   position: relative
.dnd-section > .background{
   position: absolute;
   top: 0;
   bottom: 0;
   left: 0;
   right: 0;
   z-index: -1;
   object-fit: cover; /** or add extra controls here */

This can be included as default and will be easily ovewritable if needed.


Thank you 😉


Some awesome resources here, I am now following! 


Don't forget loading jQuery from the footer, can help a lot in certain situations as well. 

HubSpot Employee

Related to loading jQuery from the footer - we've released a guide which shows you how to upgrade to the latest version of jQuery. That may give you some performance benefits, along with new features.

Also an update on lazy loading images.

Jon McLaren

Sr. CMS Developer Advocate

If my reply answered your question, please mark it as a solution, to make it easier for others to find.

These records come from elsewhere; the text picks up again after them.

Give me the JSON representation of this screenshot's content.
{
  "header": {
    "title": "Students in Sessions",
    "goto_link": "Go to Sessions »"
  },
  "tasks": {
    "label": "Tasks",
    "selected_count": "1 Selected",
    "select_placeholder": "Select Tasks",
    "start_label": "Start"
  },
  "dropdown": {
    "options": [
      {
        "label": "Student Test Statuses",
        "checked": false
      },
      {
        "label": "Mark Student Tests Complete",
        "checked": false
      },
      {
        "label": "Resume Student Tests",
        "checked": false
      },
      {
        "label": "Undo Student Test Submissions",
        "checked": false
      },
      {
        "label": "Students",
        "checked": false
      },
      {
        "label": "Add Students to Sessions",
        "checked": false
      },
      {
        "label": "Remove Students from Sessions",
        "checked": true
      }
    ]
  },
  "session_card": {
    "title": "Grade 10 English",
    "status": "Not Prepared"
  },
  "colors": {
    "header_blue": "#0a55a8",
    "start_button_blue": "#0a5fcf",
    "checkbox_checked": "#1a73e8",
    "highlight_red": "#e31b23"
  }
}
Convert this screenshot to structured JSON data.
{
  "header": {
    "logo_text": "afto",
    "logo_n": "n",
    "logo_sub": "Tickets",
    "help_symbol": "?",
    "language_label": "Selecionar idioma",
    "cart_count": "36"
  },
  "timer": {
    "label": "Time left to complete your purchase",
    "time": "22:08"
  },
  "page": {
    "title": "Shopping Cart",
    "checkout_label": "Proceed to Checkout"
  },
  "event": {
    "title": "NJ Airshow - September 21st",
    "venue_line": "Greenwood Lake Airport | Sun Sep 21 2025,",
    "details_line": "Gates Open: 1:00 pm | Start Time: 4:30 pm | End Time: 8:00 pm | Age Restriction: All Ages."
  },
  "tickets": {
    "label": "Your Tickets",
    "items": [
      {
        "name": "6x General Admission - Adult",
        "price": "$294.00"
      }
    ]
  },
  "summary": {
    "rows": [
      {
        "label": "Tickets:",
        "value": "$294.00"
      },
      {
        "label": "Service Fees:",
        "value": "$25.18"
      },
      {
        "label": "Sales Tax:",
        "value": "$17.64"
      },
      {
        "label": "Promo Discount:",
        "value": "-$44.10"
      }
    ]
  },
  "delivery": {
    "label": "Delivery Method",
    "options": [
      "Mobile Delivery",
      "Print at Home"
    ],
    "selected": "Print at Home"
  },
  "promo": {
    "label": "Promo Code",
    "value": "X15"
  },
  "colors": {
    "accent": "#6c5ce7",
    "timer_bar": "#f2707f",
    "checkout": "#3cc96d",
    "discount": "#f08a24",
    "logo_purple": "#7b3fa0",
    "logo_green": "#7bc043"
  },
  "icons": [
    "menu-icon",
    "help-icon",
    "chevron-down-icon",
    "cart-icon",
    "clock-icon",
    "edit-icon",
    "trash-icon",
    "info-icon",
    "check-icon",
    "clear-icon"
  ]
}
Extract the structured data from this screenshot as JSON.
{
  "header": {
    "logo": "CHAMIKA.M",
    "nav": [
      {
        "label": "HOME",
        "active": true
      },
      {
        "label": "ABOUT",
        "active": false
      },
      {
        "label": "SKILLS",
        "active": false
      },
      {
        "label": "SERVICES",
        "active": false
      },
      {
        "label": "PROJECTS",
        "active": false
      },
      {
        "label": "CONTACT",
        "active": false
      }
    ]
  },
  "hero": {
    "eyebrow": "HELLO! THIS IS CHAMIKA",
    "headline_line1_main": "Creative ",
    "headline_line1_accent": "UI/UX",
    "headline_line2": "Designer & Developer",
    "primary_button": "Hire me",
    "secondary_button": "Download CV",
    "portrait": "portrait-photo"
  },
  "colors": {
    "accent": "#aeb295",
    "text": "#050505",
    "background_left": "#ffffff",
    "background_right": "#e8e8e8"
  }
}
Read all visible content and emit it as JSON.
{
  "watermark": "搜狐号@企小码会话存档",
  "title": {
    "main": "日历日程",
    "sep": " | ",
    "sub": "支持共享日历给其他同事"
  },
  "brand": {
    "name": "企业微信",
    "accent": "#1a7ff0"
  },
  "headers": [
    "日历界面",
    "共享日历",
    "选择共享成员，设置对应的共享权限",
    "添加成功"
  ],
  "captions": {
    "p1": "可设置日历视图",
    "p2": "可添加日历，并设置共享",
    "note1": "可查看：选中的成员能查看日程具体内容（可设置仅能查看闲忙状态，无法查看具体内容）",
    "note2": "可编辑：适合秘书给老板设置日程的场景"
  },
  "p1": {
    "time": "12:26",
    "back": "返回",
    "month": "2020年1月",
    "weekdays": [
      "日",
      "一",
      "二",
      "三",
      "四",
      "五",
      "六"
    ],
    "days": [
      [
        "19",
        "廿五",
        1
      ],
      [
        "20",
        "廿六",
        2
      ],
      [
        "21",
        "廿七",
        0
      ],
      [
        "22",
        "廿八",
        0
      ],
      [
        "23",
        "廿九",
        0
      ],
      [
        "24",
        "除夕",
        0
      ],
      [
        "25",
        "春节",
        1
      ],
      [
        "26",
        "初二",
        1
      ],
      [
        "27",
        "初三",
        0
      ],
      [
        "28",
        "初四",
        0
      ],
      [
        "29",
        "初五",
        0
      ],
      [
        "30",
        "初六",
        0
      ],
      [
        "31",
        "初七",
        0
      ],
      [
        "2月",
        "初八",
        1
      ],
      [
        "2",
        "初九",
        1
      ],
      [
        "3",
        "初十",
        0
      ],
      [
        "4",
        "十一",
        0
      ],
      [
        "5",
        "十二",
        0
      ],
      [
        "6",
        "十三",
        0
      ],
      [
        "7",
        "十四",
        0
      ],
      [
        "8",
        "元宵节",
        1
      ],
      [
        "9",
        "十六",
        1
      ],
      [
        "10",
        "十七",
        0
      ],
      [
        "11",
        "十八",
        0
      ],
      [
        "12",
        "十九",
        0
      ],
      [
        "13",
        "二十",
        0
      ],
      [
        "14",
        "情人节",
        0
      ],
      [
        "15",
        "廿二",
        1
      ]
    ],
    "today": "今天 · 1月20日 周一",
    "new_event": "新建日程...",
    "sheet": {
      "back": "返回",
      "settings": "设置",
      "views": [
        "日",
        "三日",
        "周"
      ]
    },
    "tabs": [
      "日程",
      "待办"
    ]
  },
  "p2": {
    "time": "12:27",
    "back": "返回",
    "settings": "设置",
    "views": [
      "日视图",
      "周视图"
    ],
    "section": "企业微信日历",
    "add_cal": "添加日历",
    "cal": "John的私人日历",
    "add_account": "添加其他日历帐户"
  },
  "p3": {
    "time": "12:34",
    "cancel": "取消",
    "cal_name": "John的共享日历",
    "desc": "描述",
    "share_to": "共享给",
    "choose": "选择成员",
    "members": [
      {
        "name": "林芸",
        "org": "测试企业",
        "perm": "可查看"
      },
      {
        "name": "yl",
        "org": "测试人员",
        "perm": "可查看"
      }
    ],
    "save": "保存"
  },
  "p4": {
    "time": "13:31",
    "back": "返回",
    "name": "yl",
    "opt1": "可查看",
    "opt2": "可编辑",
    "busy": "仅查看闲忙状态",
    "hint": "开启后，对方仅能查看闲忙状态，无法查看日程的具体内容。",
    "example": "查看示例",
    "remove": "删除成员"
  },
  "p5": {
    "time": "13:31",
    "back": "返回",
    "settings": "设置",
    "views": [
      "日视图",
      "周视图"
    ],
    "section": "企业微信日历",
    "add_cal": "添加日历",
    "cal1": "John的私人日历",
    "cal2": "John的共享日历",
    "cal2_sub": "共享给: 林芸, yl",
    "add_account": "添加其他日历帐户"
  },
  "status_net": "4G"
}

Are you available to consult with us and have a look at our HubSpot templates to see if there are modifications that can be made which will improve Core Web Vitals and Page Speed on mobile?




HubSpot Employee

Hey there @flipflopflower3, unfortunately I can't give 1:1 individual audits for every customer.
We do have some tools you can use to identify some areas of improvement. 

Jon McLaren

Sr. CMS Developer Advocate

If my reply answered your question, please mark it as a solution, to make it easier for others to find.